=== WHAT YOU SHOULD DO ===
What is needed is an exact copy of the listing, with no pictures in it.
######
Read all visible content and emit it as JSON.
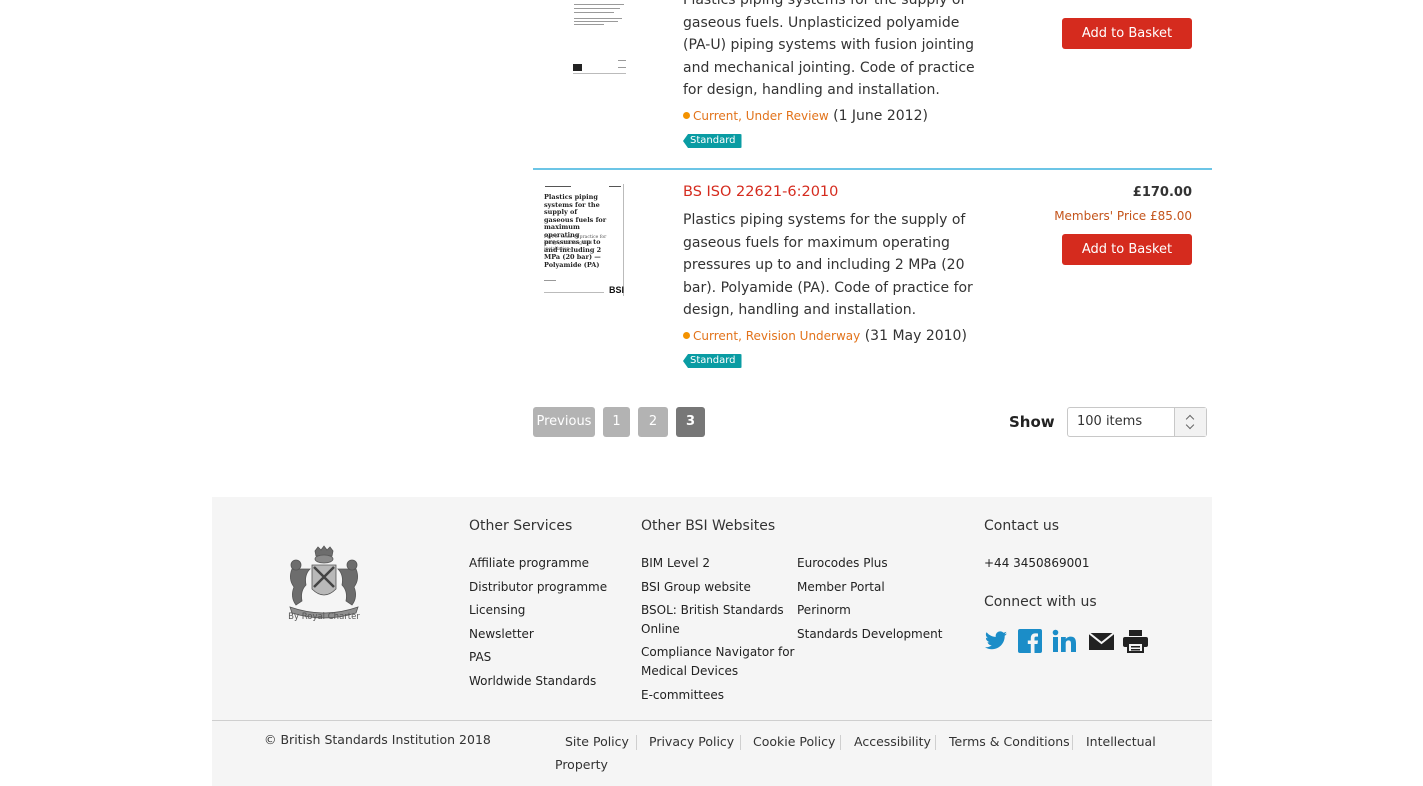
{
  "products": [
    {
      "description": "Plastics piping systems for the supply of gaseous fuels. Unplasticized polyamide (PA-U) piping systems with fusion jointing and mechanical jointing. Code of practice for design, handling and installation.",
      "status": "Current, Under Review",
      "date": "(1 June 2012)",
      "badge": "Standard",
      "basket_label": "Add to Basket"
    },
    {
      "code": "BS ISO 22621-6:2010",
      "description": "Plastics piping systems for the supply of gaseous fuels for maximum operating pressures up to and including 2 MPa (20 bar). Polyamide (PA). Code of practice for design, handling and installation.",
      "status": "Current, Revision Underway",
      "date": "(31 May 2010)",
      "badge": "Standard",
      "price": "£170.00",
      "members_price": "Members' Price £85.00",
      "basket_label": "Add to Basket",
      "cover_title": "Plastics piping systems for the supply of gaseous fuels for maximum operating pressures up to and including 2 MPa (20 bar) — Polyamide (PA)",
      "cover_subtitle": "Part 6: Code of practice for design, handling and installation",
      "cover_logo": "BSI"
    }
  ],
  "pagination": {
    "previous": "Previous",
    "pages": [
      "1",
      "2",
      "3"
    ],
    "current": "3",
    "show_label": "Show",
    "show_value": "100 items"
  },
  "footer": {
    "crest_caption": "By Royal Charter",
    "other_services": {
      "heading": "Other Services",
      "links": [
        "Affiliate programme",
        "Distributor programme",
        "Licensing",
        "Newsletter",
        "PAS",
        "Worldwide Standards"
      ]
    },
    "other_websites": {
      "heading": "Other BSI Websites",
      "col1": [
        "BIM Level 2",
        "BSI Group website",
        "BSOL: British Standards",
        "Online",
        "Compliance Navigator for",
        "Medical Devices",
        "E-committees"
      ],
      "col2": [
        "Eurocodes Plus",
        "Member Portal",
        "Perinorm",
        "Standards Development"
      ]
    },
    "contact": {
      "heading": "Contact us",
      "phone": "+44 3450869001",
      "connect": "Connect with us",
      "icons": [
        "twitter-icon",
        "facebook-icon",
        "linkedin-icon",
        "email-icon",
        "print-icon"
      ]
    },
    "copyright": "© British Standards Institution 2018",
    "policies": [
      "Site Policy",
      "Privacy Policy",
      "Cookie Policy",
      "Accessibility",
      "Terms & Conditions",
      "Intellectual",
      "Property"
    ]
  },
  "colors": {
    "accent_red": "#d52b1e",
    "status_orange": "#e2731b",
    "badge_teal": "#0a9ca3",
    "divider_blue": "#6cc5e6",
    "social_blue": "#1b8dc8",
    "footer_bg": "#f5f5f5"
  }
}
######
=== WRITTEN SOLUTION ===
Read all visible content and emit it as JSON.
{
  "products": [
    {
      "description": "Plastics piping systems for the supply of gaseous fuels. Unplasticized polyamide (PA-U) piping systems with fusion jointing and mechanical jointing. Code of practice for design, handling and installation.",
      "status": "Current, Under Review",
      "date": "(1 June 2012)",
      "badge": "Standard",
      "basket_label": "Add to Basket"
    },
    {
      "code": "BS ISO 22621-6:2010",
      "description": "Plastics piping systems for the supply of gaseous fuels for maximum operating pressures up to and including 2 MPa (20 bar). Polyamide (PA). Code of practice for design, handling and installation.",
      "status": "Current, Revision Underway",
      "date": "(31 May 2010)",
      "badge": "Standard",
      "price": "£170.00",
      "members_price": "Members' Price £85.00",
      "basket_label": "Add to Basket",
      "cover_title": "Plastics piping systems for the supply of gaseous fuels for maximum operating pressures up to and including 2 MPa (20 bar) — Polyamide (PA)",
      "cover_subtitle": "Part 6: Code of practice for design, handling and installation",
      "cover_logo": "BSI"
    }
  ],
  "pagination": {
    "previous": "Previous",
    "pages": [
      "1",
      "2",
      "3"
    ],
    "current": "3",
    "show_label": "Show",
    "show_value": "100 items"
  },
  "footer": {
    "crest_caption": "By Royal Charter",
    "other_services": {
      "heading": "Other Services",
      "links": [
        "Affiliate programme",
        "Distributor programme",
        "Licensing",
        "Newsletter",
        "PAS",
        "Worldwide Standards"
      ]
    },
    "other_websites": {
      "heading": "Other BSI Websites",
      "col1": [
        "BIM Level 2",
        "BSI Group website",
        "BSOL: British Standards",
        "Online",
        "Compliance Navigator for",
        "Medical Devices",
        "E-committees"
      ],
      "col2": [
        "Eurocodes Plus",
        "Member Portal",
        "Perinorm",
        "Standards Development"
      ]
    },
    "contact": {
      "heading": "Contact us",
      "phone": "+44 3450869001",
      "connect": "Connect with us",
      "icons": [
        "twitter-icon",
        "facebook-icon",
        "linkedin-icon",
        "email-icon",
        "print-icon"
      ]
    },
    "copyright": "© British Standards Institution 2018",
    "policies": [
      "Site Policy",
      "Privacy Policy",
      "Cookie Policy",
      "Accessibility",
      "Terms & Conditions",
      "Intellectual",
      "Property"
    ]
  },
  "colors": {
    "accent_red": "#d52b1e",
    "status_orange": "#e2731b",
    "badge_teal": "#0a9ca3",
    "divider_blue": "#6cc5e6",
    "social_blue": "#1b8dc8",
    "footer_bg": "#f5f5f5"
  }
}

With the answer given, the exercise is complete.